Happy like pappy in Tabaquite
The village of Tortuga, rich in history, agriculture and amity, is serene, almost untouched and refreshing to the weary and jaded urban dweller.
It is exciting to visiting nature lovers.
To its inhabitants, the atmosphere is perfect, and they are in love with it. They believe they were at times neglected by previous Government administrations, but within the last five years have seen enhancements of the physical infrastructure. Their hope is that it continues to be upgraded until it becomes first-rate.
To get to Tortuga, located in the constituency of Tabaquite, head south along the Solomon Hochoy Highway and take the exit road into Claxton Bay.

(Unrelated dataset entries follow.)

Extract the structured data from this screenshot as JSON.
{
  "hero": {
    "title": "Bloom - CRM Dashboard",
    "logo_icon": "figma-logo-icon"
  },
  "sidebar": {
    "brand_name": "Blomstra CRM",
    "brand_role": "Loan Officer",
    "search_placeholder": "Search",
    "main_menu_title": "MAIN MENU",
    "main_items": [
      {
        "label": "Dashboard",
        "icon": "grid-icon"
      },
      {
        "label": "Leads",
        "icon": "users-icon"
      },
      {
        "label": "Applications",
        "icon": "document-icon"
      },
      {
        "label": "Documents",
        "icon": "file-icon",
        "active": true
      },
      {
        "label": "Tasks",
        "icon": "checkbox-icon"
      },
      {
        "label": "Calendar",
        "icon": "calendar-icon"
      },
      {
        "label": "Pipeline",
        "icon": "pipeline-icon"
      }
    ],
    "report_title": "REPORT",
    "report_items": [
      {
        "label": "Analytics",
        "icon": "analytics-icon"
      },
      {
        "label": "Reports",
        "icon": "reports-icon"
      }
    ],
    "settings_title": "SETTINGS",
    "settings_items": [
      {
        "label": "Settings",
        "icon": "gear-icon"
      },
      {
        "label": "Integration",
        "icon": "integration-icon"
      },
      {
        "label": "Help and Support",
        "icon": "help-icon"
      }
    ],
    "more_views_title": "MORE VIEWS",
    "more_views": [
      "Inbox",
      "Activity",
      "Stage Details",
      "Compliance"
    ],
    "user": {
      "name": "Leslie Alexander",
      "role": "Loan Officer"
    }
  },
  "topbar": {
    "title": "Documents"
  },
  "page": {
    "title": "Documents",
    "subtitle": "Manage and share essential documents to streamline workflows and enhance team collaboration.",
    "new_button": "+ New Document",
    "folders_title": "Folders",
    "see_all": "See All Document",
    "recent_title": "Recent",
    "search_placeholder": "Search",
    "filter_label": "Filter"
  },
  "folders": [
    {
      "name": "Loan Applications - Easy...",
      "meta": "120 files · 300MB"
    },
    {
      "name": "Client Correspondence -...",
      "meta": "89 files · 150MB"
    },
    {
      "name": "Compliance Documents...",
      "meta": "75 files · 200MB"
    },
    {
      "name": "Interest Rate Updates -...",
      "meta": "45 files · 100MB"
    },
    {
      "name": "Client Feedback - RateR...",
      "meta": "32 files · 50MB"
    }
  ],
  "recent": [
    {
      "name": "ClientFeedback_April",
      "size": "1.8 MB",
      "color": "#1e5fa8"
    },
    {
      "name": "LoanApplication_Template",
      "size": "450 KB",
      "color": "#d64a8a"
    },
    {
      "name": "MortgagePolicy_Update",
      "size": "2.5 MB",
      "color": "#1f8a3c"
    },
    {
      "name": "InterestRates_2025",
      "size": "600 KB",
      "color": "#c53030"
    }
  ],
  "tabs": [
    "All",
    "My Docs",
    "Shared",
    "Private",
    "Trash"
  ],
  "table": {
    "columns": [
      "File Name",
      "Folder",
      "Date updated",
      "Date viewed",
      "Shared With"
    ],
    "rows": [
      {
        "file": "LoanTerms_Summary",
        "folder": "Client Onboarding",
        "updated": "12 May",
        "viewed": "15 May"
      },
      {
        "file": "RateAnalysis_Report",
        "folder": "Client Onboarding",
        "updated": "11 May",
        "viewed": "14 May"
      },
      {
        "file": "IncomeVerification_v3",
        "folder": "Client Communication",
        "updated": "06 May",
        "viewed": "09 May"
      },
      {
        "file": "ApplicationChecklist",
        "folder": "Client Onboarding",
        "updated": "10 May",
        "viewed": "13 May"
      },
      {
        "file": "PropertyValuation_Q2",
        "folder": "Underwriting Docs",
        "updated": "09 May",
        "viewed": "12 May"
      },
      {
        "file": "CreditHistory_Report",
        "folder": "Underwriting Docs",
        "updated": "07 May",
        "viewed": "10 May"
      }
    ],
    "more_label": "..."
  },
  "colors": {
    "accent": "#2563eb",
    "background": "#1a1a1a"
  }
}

When you exit safely from the highway, tread carefully along the bumpy road and turn east.
Within a few minutes, scores of corbeaux circling overhead will greet you, and you would know you have met the smelly Forres Park landfill. Scavengers are usually at work picking through the heaps of refuse, searching for items long discarded by their owners, or standing on trucks and vans transporting more in or out of the dump.
But drive for just five minutes and leave behind the hustle you have brought with you.
Not moving anywhere
The beauty and serenity that lie ahead in the village of Tortuga not only entice visitors, but are addictive to residents, who seldom choose to leave the area to live anywhere else.
“I moved here about 27 years ago when I got married and I never regret it. I am never moving from here”, said Seeta Beharry, as she sat underneath her house, cleaning chataigne for her family’s dinner. Her husband, Phillip, sat next to her, helping. The Beharrys are gardeners—two of many in the village who plant along the hectares of the Central Range.
The Express visited in May, and residents advised the story of the recent past could be told best by “Miss Brownie” and “Mr Paul”, the two oldest in the village.
Rosalind Baptiste, aka “Miss Brownie”, 83, said she came to live in Tortuga when she was 14. Her father received the land from the Anglican Church board. “Here (the land on which her house was built) was a school and a hurricane blew it away. When we started to rent the land, my father paid I think $8 a year.”
When she got married at 19, she left the village, but returned some 30 years later. “We didn’t have water and lights. There was one school in the church. We got water in the pipe in 1978 and it wasn’t every day,” said Baptiste.
The matriarch of seven children, 30 grandchildren and ten great grand-children said the roads were “never good”.
She said bamboo groves used to sustain and support the land, but when it was cut for housing the landslips emerged on the roads.
“But in the last few years, they did a lot of box drains and fix two landslides on Mayo Road. But this piece of road in front of my house has to fix because when the rain falls, all the water draining into my yard.
“Tortuga is a good, quiet place. No bad things happen here. Only once or twice maybe,’’ said Baptiste. One of those two times was when a man was found murdered in a trace at the beginning of the Central Range forests. The other was when thieves stole from the Tortuga Roman Catholic Church, formally known as Our Lady of Montserrat Church…READ MOREShare on Facebook